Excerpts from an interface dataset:
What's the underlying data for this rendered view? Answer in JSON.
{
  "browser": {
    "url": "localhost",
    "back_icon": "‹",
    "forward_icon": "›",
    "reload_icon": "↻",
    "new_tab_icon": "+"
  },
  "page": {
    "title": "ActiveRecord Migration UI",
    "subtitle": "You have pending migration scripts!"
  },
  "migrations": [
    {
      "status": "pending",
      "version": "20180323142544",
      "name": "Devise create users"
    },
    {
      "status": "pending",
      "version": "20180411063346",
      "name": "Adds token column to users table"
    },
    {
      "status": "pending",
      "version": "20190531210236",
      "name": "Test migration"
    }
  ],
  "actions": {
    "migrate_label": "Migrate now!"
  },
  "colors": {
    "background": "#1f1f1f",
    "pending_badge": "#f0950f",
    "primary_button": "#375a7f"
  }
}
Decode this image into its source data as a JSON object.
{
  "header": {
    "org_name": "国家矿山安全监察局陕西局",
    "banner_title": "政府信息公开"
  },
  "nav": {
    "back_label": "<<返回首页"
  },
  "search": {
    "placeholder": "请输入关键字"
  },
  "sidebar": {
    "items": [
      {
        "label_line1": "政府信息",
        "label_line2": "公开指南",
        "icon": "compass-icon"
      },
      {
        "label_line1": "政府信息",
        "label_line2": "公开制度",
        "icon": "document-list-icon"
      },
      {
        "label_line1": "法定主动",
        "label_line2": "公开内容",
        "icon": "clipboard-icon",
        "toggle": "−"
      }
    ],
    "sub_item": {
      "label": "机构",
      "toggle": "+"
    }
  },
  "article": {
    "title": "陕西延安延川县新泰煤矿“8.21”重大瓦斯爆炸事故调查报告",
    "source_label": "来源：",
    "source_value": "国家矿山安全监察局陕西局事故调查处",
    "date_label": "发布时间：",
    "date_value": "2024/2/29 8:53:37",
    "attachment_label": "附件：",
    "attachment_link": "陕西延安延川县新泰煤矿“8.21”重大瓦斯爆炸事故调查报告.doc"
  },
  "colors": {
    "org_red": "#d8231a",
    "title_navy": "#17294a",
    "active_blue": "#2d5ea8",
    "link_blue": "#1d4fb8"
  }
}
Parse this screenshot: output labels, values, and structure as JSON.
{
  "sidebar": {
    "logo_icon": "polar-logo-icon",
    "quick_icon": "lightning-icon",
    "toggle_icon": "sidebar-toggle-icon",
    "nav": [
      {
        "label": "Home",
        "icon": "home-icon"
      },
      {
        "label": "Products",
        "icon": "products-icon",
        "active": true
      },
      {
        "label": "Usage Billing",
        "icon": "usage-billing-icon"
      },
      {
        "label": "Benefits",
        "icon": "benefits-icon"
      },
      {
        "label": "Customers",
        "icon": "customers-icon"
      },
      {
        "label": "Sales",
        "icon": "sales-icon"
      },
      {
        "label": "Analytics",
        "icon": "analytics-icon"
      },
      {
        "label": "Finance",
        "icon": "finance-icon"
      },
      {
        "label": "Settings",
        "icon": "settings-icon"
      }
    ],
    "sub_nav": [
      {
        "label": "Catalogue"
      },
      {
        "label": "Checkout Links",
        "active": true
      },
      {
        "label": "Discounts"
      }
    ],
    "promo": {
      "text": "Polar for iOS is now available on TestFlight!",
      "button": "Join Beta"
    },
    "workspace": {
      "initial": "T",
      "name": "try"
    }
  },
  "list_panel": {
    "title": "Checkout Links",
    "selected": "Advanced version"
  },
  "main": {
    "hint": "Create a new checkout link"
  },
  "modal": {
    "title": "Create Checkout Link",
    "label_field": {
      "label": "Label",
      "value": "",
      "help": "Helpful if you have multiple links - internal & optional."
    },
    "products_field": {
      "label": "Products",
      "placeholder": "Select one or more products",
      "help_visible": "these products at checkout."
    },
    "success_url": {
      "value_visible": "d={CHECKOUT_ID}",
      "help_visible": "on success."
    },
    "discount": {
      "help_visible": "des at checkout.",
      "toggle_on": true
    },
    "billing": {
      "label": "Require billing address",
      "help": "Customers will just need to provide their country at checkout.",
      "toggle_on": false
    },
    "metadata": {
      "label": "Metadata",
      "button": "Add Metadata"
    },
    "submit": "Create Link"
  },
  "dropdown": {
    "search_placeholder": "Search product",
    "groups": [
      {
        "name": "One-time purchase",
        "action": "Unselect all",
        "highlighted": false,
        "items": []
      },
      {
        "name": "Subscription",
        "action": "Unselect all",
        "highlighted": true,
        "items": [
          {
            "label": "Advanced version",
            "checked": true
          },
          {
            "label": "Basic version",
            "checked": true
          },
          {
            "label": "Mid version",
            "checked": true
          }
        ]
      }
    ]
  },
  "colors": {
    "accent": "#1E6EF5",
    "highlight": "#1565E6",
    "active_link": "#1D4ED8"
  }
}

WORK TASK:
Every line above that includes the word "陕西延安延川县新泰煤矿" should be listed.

OUTPUT FOR THIS TASK:
    "title": "陕西延安延川县新泰煤矿“8.21”重大瓦斯爆炸事故调查报告",
    "attachment_link": "陕西延安延川县新泰煤矿“8.21”重大瓦斯爆炸事故调查报告.doc"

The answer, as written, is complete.